Emotional and physical health

About Emotional and physical health

Our experience and perception of our mental and physical health is the biggest single factor that explains, on average, how we rate our wellbeing. Good health is associated with higher life satisfaction. When it comes to poor health, recent acute health problems affect wellbeing the most. But longer-term chronic ill health also has an effect on wellbeing.

Yet it is still possible to experience poor mental and physical health and rate our wellbeing highly, or vice versa. This is because health and wellbeing are different, but clearly linked. The effect of wellbeing on health is substantial – but variable – and comparable to other risk factors more traditionally targeted by public health, such as a healthy diet.

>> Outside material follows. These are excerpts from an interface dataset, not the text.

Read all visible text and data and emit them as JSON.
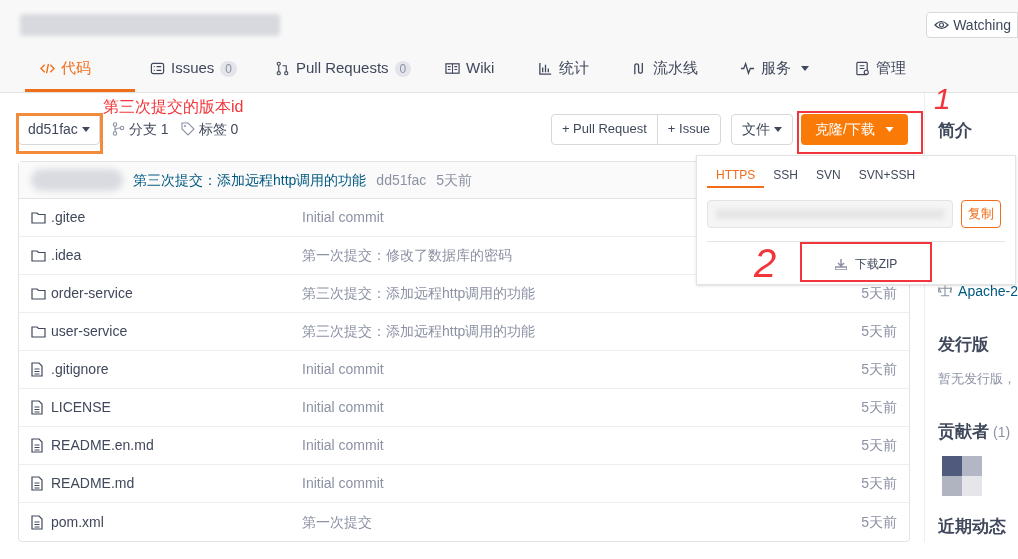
{
  "header": {
    "watch_button": "Watching"
  },
  "tabs": [
    {
      "label": "代码",
      "selected": true
    },
    {
      "label": "Issues",
      "count": "0",
      "selected": false
    },
    {
      "label": "Pull Requests",
      "count": "0",
      "selected": false
    },
    {
      "label": "Wiki",
      "selected": false
    },
    {
      "label": "统计",
      "selected": false
    },
    {
      "label": "流水线",
      "selected": false
    },
    {
      "label": "服务",
      "dropdown": true,
      "selected": false
    },
    {
      "label": "管理",
      "selected": false
    }
  ],
  "toolbar": {
    "branch": "dd51fac",
    "branches": "分支 1",
    "tags": "标签 0",
    "buttons": [
      "+ Pull Request",
      "+ Issue"
    ],
    "file_menu": "文件",
    "clone_button": "克隆/下载"
  },
  "latest_commit": {
    "message": "第三次提交：添加远程http调用的功能",
    "hash": "dd51fac",
    "time": "5天前"
  },
  "files": [
    {
      "kind": "folder",
      "name": ".gitee",
      "commit": "Initial commit"
    },
    {
      "kind": "folder",
      "name": ".idea",
      "commit": "第一次提交：修改了数据库的密码"
    },
    {
      "kind": "folder",
      "name": "order-service",
      "commit": "第三次提交：添加远程http调用的功能",
      "time": "5天前"
    },
    {
      "kind": "folder",
      "name": "user-service",
      "commit": "第三次提交：添加远程http调用的功能",
      "time": "5天前"
    },
    {
      "kind": "file",
      "name": ".gitignore",
      "commit": "Initial commit",
      "time": "5天前"
    },
    {
      "kind": "file",
      "name": "LICENSE",
      "commit": "Initial commit",
      "time": "5天前"
    },
    {
      "kind": "file",
      "name": "README.en.md",
      "commit": "Initial commit",
      "time": "5天前"
    },
    {
      "kind": "file",
      "name": "README.md",
      "commit": "Initial commit",
      "time": "5天前"
    },
    {
      "kind": "file",
      "name": "pom.xml",
      "commit": "第一次提交",
      "time": "5天前"
    }
  ],
  "clone_popup": {
    "tabs": [
      {
        "label": "HTTPS",
        "selected": true
      },
      {
        "label": "SSH",
        "selected": false
      },
      {
        "label": "SVN",
        "selected": false
      },
      {
        "label": "SVN+SSH",
        "selected": false
      }
    ],
    "copy_button": "复制",
    "download_button": "下载ZIP"
  },
  "sidebar": {
    "intro_title": "简介",
    "license": "Apache-2",
    "releases_title": "发行版",
    "releases_text": "暂无发行版，",
    "contributors_title": "贡献者",
    "contributors_count": "(1)",
    "activity_title": "近期动态"
  },
  "annotations": [
    {
      "kind": "label",
      "text": "第三次提交的版本id"
    },
    {
      "kind": "number",
      "text": "1"
    },
    {
      "kind": "number",
      "text": "2"
    }
  ]
}
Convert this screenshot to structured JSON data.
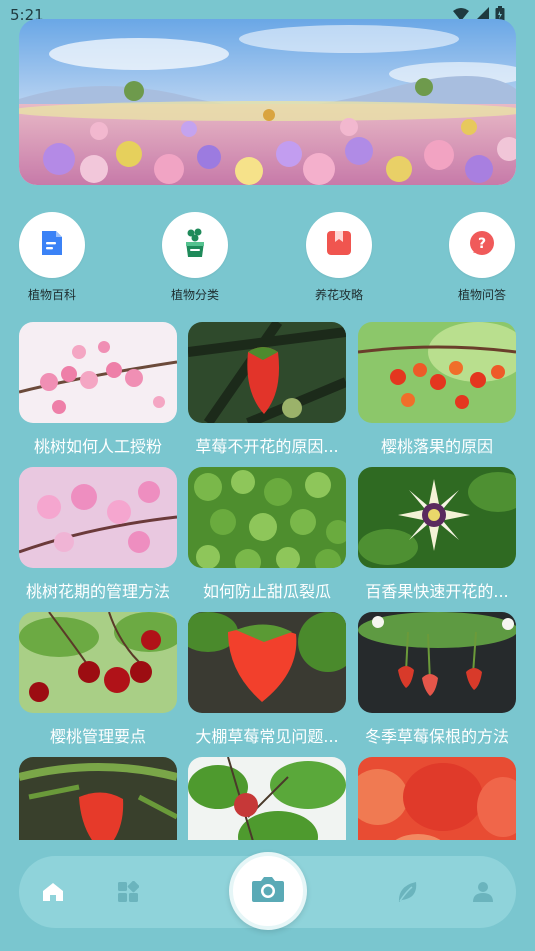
{
  "status_bar": {
    "time": "5:21",
    "icons": [
      "wifi-icon",
      "signal-icon",
      "battery-icon"
    ]
  },
  "banner": {
    "description_icon": "flower-field-banner"
  },
  "quick_actions": [
    {
      "label": "植物百科",
      "icon": "document-icon",
      "color": "#3b82f6"
    },
    {
      "label": "植物分类",
      "icon": "plant-pot-icon",
      "color": "#1f8a5a"
    },
    {
      "label": "养花攻略",
      "icon": "bookmark-book-icon",
      "color": "#f0554f"
    },
    {
      "label": "植物问答",
      "icon": "question-bubble-icon",
      "color": "#f05a5a"
    }
  ],
  "articles": [
    {
      "title": "桃树如何人工授粉"
    },
    {
      "title": "草莓不开花的原因..."
    },
    {
      "title": "樱桃落果的原因"
    },
    {
      "title": "桃树花期的管理方法"
    },
    {
      "title": "如何防止甜瓜裂瓜"
    },
    {
      "title": "百香果快速开花的..."
    },
    {
      "title": "樱桃管理要点"
    },
    {
      "title": "大棚草莓常见问题..."
    },
    {
      "title": "冬季草莓保根的方法"
    },
    {
      "title": ""
    },
    {
      "title": ""
    },
    {
      "title": ""
    }
  ],
  "bottom_nav": {
    "items": [
      "home-icon",
      "category-icon",
      "camera-icon",
      "leaf-icon",
      "profile-icon"
    ]
  },
  "colors": {
    "background": "#7ac6cf",
    "nav_bar": "#8fd3da",
    "accent": "#5aaab6"
  }
}
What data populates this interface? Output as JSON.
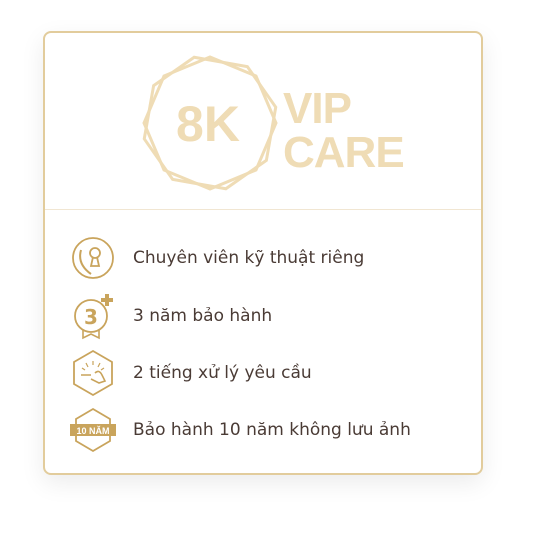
{
  "logo": {
    "badge": "8K",
    "line1": "VIP",
    "line2": "CARE"
  },
  "features": [
    {
      "icon": "phone-keyhole-icon",
      "label": "Chuyên viên kỹ thuật riêng"
    },
    {
      "icon": "three-plus-medal-icon",
      "label": "3 năm bảo hành"
    },
    {
      "icon": "hand-hexagon-icon",
      "label": "2 tiếng xử lý yêu cầu"
    },
    {
      "icon": "ten-year-hexagon-icon",
      "label": "Bảo hành 10 năm không lưu ảnh",
      "badge_text": "10 NĂM"
    }
  ],
  "colors": {
    "gold": "#c9a45c",
    "logo": "#efdcb5",
    "text": "#4a3b35"
  }
}
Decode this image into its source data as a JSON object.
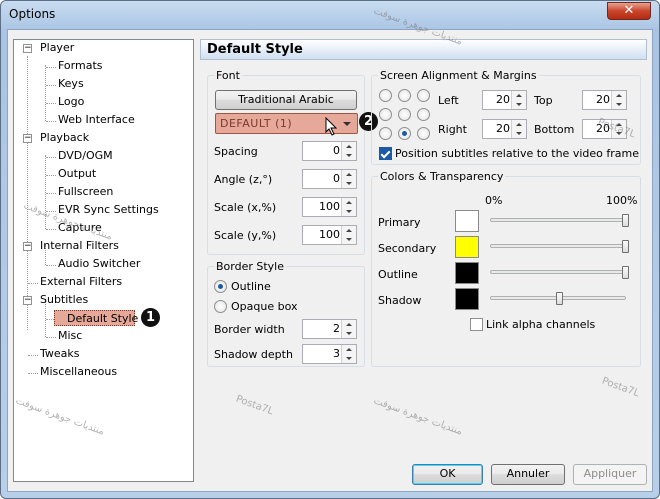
{
  "window": {
    "title": "Options",
    "close_glyph": "✕"
  },
  "tree": {
    "items": [
      {
        "label": "Player"
      },
      {
        "label": "Formats"
      },
      {
        "label": "Keys"
      },
      {
        "label": "Logo"
      },
      {
        "label": "Web Interface"
      },
      {
        "label": "Playback"
      },
      {
        "label": "DVD/OGM"
      },
      {
        "label": "Output"
      },
      {
        "label": "Fullscreen"
      },
      {
        "label": "EVR Sync Settings"
      },
      {
        "label": "Capture"
      },
      {
        "label": "Internal Filters"
      },
      {
        "label": "Audio Switcher"
      },
      {
        "label": "External Filters"
      },
      {
        "label": "Subtitles"
      },
      {
        "label": "Default Style"
      },
      {
        "label": "Misc"
      },
      {
        "label": "Tweaks"
      },
      {
        "label": "Miscellaneous"
      }
    ],
    "expander": "−",
    "badge1": "1"
  },
  "page": {
    "title": "Default Style"
  },
  "font": {
    "group_label": "Font",
    "font_button": "Traditional Arabic",
    "charset_value": "DEFAULT (1)",
    "badge2": "2",
    "spacing_label": "Spacing",
    "spacing_value": "0",
    "angle_label": "Angle (z,°)",
    "angle_value": "0",
    "scalex_label": "Scale (x,%)",
    "scalex_value": "100",
    "scaley_label": "Scale (y,%)",
    "scaley_value": "100"
  },
  "border": {
    "group_label": "Border Style",
    "outline_label": "Outline",
    "outline_selected": true,
    "opaque_label": "Opaque box",
    "width_label": "Border width",
    "width_value": "2",
    "shadow_label": "Shadow depth",
    "shadow_value": "3"
  },
  "alignment": {
    "group_label": "Screen Alignment & Margins",
    "selected_position": "bottom-center",
    "left_label": "Left",
    "left_value": "20",
    "top_label": "Top",
    "top_value": "20",
    "right_label": "Right",
    "right_value": "20",
    "bottom_label": "Bottom",
    "bottom_value": "20",
    "relative_label": "Position subtitles relative to the video frame",
    "relative_checked": true
  },
  "colors": {
    "group_label": "Colors & Transparency",
    "min_label": "0%",
    "max_label": "100%",
    "rows": [
      {
        "label": "Primary",
        "color": "#ffffff",
        "value_percent": 100
      },
      {
        "label": "Secondary",
        "color": "#ffff00",
        "value_percent": 100
      },
      {
        "label": "Outline",
        "color": "#000000",
        "value_percent": 100
      },
      {
        "label": "Shadow",
        "color": "#000000",
        "value_percent": 50
      }
    ],
    "link_label": "Link alpha channels",
    "link_checked": false
  },
  "buttons": {
    "ok": "OK",
    "cancel": "Annuler",
    "apply": "Appliquer"
  },
  "watermark": {
    "ar": "منتديات جوهرة سوفت",
    "latin": "Posta7L"
  }
}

Our evidence, guidance, and analysis on mental and physical health focusses on:

Delivering National Public Mental Health
Visual arts and mental heath
Wellbeing training in healthcare settings
Finding and keeping work
Sport and dance for young people
Teen mental health and educational attainment
Student mental health

Read More


Jun 16, 2021 | By Professor Miles Richardson
How can ‘nature connectedness’ improve wellbeing for people and nature?
Guest Blog
Jun 2, 2021 | By Rhea Newman
What Works for Workplace Mental Health?
Guest Blog
May 13, 2021 | By Dr Louise Moore and Phil Raws
Exploring happiness with life online among children in the UK
Guest Blog
May 6, 2021 | By Joep Van Agteren
What psychological interventions work to improve mental wellbeing?
Guest Blog


The relationship between health and wellbeing is not just one-way – health influences wellbeing and wellbeing itself influences health. There are a number of correlations between wellbeing and physical health outcomes, improved immune system response, higher pain tolerance, increased longevity, cardiovascular health, slower disease progression and reproductive health.

Wellbeing, mental health and work

People with poor mental health, especially young adults, are at greater risk of being out of work involuntarily, for example sick leave or early retirement. What’s more, having mental health issues can reduce the possibility of finding work, as well as hindering people already in employment from keeping their jobs. This is the case regardless of whether it is full- or part-time employment.

The graph below shows that those with mental health conditions have a lower probability of staying in work and moving from unemployment into work. The difference is only related to the mental health condition: which means this is the case even when all other factors such as income, age, gender, education, ethnicity and marital status are the same, or ‘held constant’.

a group of people of various ages, one pregnant person.